Inhibition of hypoxia-inducible factor-targeting prolyl hydroxylase domain-containing protein 2 (PHD2) enhances matrix synthesis by human chondrocytes.
Thoms BL., Murphy CL.
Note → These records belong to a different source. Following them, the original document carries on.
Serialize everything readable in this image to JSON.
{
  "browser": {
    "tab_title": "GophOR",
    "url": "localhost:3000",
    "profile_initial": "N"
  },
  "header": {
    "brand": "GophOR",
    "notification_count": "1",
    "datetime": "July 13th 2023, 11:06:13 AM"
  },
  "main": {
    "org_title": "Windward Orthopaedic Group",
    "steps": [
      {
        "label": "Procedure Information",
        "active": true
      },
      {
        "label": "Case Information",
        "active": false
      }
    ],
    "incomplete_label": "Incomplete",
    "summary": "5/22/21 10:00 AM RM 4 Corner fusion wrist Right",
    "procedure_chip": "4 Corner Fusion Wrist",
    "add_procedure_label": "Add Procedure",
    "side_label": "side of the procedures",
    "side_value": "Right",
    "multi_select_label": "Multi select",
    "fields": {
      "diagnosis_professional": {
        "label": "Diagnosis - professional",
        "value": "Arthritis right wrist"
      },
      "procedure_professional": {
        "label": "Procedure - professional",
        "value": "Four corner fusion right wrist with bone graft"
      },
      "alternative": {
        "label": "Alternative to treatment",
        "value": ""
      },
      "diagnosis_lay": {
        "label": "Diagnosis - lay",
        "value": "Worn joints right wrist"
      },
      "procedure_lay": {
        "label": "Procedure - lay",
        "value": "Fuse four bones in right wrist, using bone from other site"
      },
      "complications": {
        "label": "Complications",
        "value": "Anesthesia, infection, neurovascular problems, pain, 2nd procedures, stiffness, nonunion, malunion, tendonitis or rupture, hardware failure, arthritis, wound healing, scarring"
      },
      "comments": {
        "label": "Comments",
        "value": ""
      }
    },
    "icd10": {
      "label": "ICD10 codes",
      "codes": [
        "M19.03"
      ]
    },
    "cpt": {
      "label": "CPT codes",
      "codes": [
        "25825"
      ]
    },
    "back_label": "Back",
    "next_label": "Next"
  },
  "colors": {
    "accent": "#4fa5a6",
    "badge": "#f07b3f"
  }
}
Human articular cartilage is an avascular tissue, and therefore it functions in a hypoxic environment. Cartilage cells, the chondrocytes, have adapted to this and actually use hypoxia to drive tissue-specific functions. We have previously shown that human chondrocytes enhance cartilage matrix synthesis in response to hypoxia specifically through hypoxia-inducible factor 2alpha (HIF-2alpha)-mediated up-regulation of master regulator transcription factor SOX9, which in turn drives expression of the main cartilage-specific extracellular matrix genes. HIF-alpha isoforms are themselves regulated by specific prolyl hydroxylase domain-containing proteins, which target them for proteosomal degradation. In fact, prolyl hydroxylase domains are the direct oxygen sensors because they require molecular oxygen as a co-substrate. Here, we have identified PHD2 as the dominant isoenzyme regulating HIF-2alpha stability in human chondrocytes. Moreover, specific inhibition of PHD2 using RNA interference-mediated depletion caused an up-regulation of SOX9 and enhanced extracellular matrix protein production. Depletion of PHD2 resulted in greater HIF-2alpha levels and therefore enhanced SOX9-induced cartilage matrix production compared with the levels normally found in hypoxia (1% oxygen) implying that PHD2 inhibition offers a novel means to enhance cartilage repair in vivo. The need for HIF-specific hydroxylase inhibition was highlighted because treatment with the 2-oxoglutarate analogue dimethyloxalylglycine (which also inhibits the collagen prolyl 4-hydroxylases) prevented secretion of type II collagen, a critical cartilage matrix component.